- _WHAT IS EXPECTED_: On how many lines of the records below does the string "Roads" appear? Reply with only the number.
EXCERPTED RECORDS: Begin
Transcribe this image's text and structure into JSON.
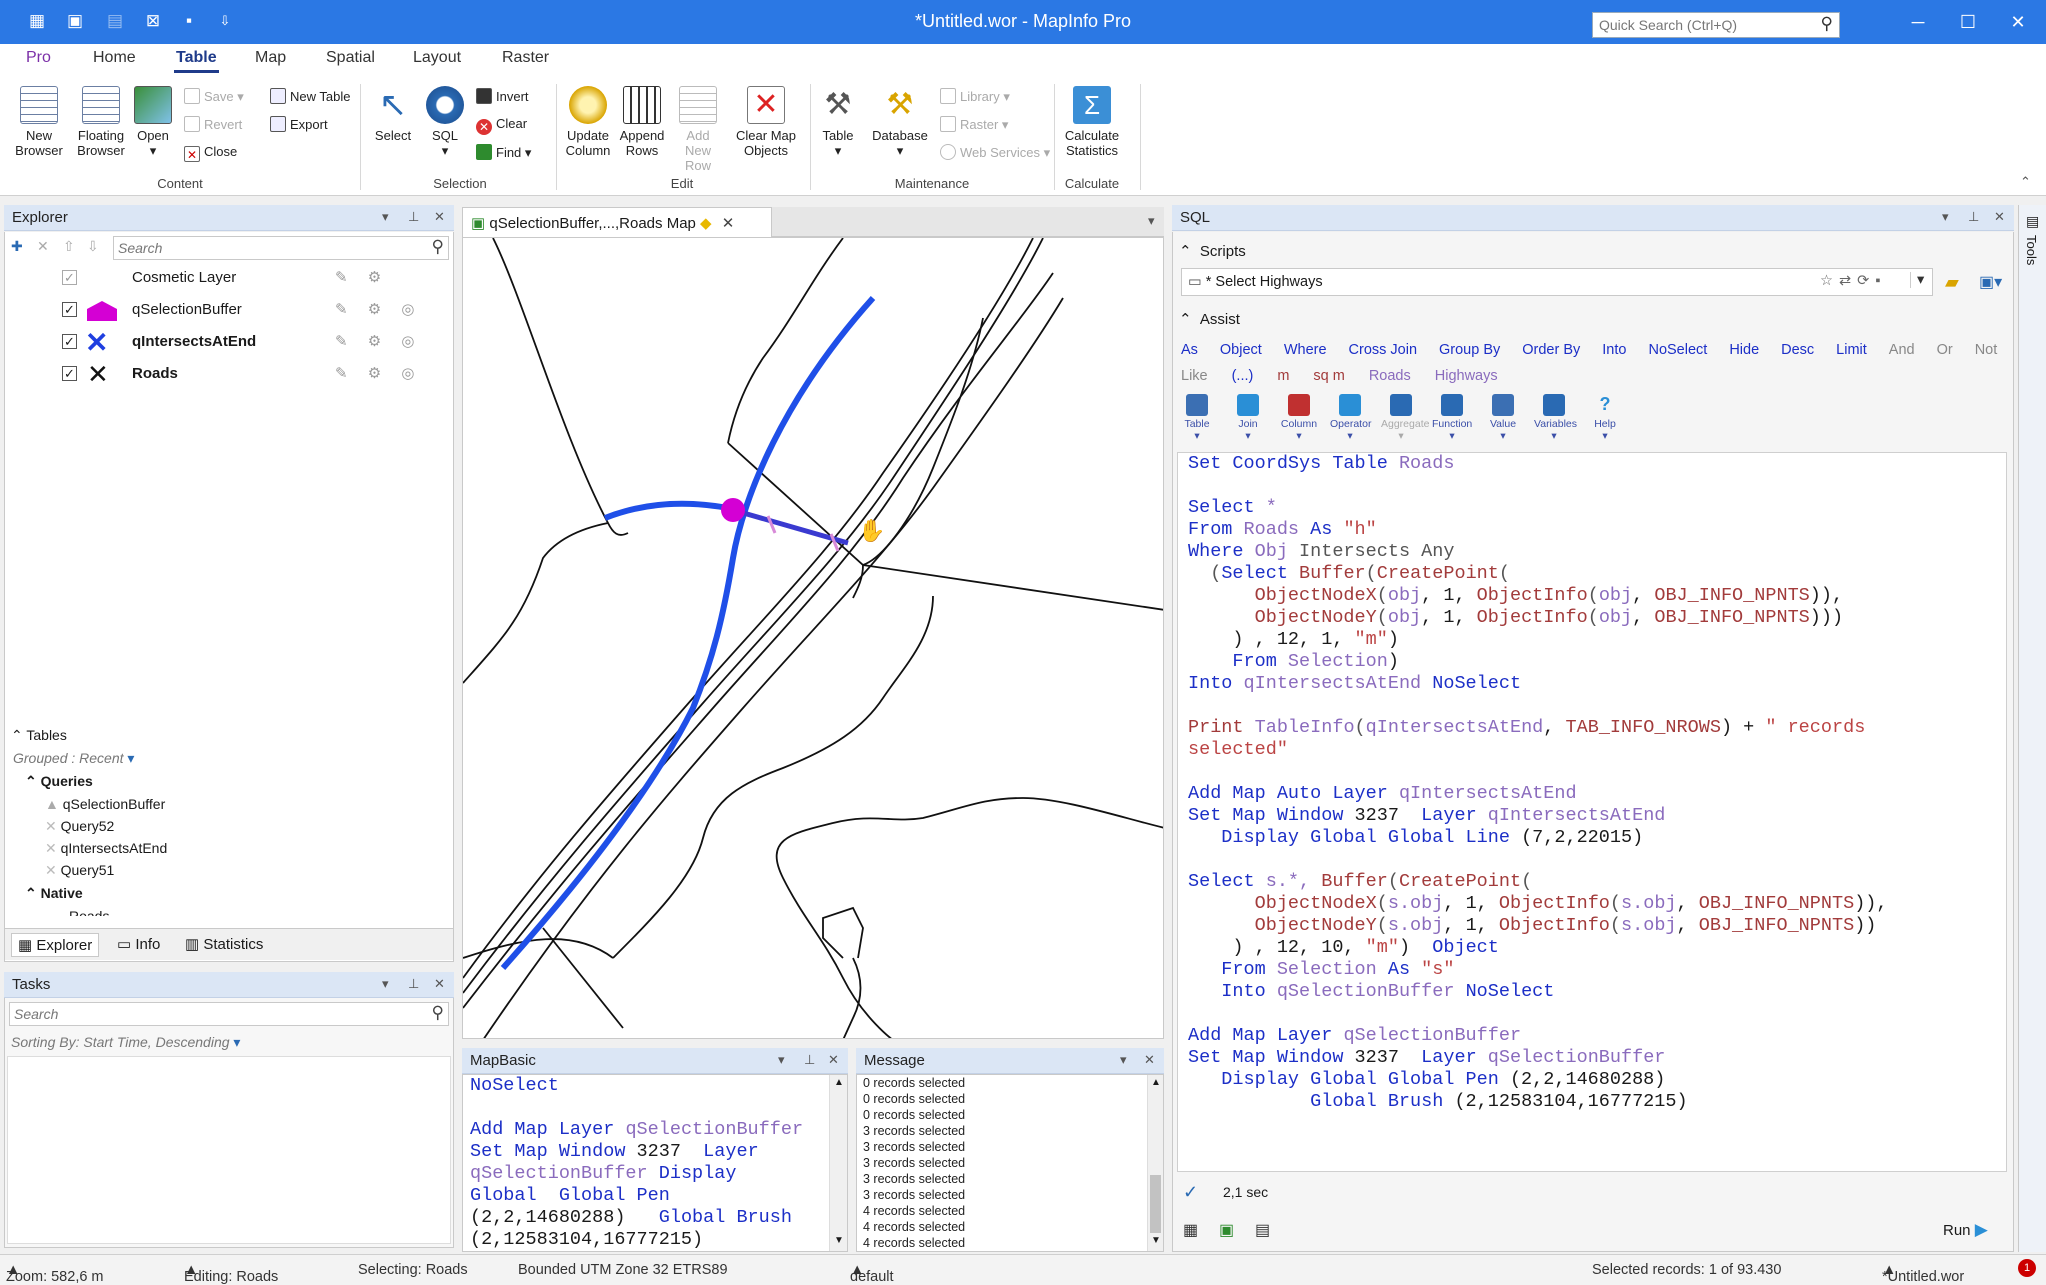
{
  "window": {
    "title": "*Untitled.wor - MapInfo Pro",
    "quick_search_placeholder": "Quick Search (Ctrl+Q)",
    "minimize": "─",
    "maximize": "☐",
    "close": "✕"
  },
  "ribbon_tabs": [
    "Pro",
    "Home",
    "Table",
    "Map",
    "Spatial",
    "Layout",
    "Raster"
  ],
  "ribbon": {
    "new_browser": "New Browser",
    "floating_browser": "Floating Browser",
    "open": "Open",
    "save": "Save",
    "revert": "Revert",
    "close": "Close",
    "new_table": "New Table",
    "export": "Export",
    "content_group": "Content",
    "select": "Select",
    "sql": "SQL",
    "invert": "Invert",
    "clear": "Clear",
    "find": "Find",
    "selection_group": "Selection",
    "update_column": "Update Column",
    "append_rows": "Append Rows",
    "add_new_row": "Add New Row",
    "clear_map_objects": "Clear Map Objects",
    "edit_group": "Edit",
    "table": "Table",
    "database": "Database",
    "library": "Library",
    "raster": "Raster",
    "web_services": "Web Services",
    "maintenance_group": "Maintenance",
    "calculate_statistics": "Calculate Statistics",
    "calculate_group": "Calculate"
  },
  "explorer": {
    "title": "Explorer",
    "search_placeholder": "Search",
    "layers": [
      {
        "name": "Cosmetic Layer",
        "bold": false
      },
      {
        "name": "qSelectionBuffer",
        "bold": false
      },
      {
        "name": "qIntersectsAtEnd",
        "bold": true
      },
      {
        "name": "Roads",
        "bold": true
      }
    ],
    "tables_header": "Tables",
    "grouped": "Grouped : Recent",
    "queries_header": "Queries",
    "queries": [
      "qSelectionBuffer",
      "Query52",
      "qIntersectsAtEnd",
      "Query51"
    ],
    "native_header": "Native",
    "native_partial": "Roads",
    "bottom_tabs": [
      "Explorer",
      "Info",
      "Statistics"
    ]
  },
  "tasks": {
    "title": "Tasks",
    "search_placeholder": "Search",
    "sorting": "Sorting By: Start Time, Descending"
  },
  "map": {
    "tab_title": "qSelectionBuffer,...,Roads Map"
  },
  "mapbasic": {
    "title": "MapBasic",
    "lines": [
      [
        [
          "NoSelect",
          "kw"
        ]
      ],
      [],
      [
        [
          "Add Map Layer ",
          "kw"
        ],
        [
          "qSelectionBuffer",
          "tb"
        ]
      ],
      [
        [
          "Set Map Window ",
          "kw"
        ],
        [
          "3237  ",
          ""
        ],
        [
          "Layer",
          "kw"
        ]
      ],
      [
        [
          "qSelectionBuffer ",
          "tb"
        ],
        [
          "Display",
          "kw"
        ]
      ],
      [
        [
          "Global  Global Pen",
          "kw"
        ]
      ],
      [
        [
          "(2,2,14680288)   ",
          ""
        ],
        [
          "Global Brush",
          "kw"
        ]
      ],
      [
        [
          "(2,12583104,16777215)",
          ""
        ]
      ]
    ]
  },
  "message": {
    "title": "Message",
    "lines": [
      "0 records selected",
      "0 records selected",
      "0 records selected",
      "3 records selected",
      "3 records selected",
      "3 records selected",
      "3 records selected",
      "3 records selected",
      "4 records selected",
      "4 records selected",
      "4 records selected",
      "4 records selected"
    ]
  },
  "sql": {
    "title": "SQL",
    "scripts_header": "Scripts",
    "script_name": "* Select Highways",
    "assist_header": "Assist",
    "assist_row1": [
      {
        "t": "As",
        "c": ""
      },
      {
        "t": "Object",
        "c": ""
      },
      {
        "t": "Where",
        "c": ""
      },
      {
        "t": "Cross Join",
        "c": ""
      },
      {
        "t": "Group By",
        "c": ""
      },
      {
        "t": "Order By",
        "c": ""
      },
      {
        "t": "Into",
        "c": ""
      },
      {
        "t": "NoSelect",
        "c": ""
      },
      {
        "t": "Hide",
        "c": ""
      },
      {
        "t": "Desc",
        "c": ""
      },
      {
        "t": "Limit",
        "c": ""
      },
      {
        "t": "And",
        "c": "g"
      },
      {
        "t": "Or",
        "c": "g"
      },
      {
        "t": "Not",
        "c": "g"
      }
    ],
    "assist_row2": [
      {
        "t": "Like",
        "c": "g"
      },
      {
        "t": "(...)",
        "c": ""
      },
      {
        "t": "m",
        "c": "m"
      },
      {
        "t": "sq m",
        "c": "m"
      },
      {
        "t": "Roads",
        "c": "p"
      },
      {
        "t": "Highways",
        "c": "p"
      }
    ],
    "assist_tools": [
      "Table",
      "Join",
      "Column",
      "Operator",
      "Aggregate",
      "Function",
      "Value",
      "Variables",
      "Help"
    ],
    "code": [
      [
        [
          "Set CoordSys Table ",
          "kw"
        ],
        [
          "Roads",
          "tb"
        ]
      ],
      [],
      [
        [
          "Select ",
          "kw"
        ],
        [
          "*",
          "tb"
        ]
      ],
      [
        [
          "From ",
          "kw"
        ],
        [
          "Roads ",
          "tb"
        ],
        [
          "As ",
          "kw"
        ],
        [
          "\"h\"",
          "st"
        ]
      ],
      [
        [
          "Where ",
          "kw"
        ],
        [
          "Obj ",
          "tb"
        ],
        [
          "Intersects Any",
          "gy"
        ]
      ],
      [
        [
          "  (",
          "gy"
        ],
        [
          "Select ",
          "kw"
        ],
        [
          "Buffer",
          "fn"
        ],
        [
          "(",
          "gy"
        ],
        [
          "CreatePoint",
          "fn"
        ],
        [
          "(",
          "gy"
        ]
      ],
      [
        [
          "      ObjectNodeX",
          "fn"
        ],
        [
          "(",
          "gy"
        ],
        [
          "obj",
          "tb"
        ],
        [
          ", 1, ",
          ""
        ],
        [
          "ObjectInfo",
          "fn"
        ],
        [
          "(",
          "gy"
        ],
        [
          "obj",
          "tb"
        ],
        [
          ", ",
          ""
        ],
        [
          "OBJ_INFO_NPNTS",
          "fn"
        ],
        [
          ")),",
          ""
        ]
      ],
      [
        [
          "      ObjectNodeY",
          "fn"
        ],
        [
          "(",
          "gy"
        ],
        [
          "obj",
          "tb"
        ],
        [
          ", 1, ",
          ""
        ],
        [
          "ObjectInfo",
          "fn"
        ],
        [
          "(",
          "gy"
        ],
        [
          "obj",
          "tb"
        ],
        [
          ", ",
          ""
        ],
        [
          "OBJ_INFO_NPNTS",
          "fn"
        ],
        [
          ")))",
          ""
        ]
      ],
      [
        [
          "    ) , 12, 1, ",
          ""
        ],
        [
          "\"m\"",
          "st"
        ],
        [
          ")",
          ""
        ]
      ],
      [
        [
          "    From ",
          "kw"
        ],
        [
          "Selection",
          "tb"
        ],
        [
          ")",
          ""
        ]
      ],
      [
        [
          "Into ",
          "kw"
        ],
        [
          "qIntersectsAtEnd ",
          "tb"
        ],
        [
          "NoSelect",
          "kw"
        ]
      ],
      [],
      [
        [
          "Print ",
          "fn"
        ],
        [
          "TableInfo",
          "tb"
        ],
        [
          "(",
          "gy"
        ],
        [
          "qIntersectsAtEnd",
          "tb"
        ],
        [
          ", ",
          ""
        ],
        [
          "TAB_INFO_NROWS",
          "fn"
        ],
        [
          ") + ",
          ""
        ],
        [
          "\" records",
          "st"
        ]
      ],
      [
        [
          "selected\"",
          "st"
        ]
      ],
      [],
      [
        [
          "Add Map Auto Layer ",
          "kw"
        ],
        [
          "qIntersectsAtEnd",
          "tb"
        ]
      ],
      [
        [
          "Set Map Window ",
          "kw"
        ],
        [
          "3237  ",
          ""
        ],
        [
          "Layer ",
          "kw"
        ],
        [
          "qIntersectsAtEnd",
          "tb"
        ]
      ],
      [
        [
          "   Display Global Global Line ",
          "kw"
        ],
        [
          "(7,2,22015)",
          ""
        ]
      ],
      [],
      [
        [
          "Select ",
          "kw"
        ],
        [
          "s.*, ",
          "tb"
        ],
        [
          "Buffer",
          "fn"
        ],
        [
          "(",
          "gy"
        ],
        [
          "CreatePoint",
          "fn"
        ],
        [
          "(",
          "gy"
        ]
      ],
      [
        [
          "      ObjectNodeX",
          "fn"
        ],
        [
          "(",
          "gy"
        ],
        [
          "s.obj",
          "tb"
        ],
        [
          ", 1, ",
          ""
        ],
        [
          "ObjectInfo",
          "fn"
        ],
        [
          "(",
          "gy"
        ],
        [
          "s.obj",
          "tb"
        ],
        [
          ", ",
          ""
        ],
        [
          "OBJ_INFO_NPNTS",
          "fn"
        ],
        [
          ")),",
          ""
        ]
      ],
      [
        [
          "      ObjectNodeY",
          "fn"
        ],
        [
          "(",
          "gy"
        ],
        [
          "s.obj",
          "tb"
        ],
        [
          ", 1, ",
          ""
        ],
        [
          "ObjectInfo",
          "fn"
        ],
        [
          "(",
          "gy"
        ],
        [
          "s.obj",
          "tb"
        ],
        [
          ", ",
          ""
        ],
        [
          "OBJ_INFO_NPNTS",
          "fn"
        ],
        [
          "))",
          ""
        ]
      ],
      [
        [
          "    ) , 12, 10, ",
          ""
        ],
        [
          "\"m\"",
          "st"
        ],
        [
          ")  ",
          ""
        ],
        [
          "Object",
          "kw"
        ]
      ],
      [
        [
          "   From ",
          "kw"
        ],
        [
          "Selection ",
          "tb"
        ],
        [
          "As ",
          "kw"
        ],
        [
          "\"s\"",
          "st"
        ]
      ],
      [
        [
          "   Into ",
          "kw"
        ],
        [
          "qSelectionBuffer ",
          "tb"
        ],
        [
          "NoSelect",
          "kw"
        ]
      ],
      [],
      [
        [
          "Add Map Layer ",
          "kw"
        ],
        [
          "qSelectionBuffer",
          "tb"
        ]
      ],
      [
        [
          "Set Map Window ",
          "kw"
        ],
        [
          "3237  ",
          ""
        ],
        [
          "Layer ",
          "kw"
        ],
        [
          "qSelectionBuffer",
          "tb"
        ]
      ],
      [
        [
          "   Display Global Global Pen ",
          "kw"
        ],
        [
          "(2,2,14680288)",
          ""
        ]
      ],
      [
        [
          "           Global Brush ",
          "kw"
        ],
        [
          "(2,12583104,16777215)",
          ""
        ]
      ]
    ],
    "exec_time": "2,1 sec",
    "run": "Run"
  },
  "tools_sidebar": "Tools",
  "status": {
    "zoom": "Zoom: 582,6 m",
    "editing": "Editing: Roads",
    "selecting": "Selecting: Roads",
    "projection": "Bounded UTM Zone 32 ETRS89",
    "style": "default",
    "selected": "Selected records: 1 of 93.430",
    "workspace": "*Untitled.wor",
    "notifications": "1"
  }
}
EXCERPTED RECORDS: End
- _YOUR RESPONSE_: 8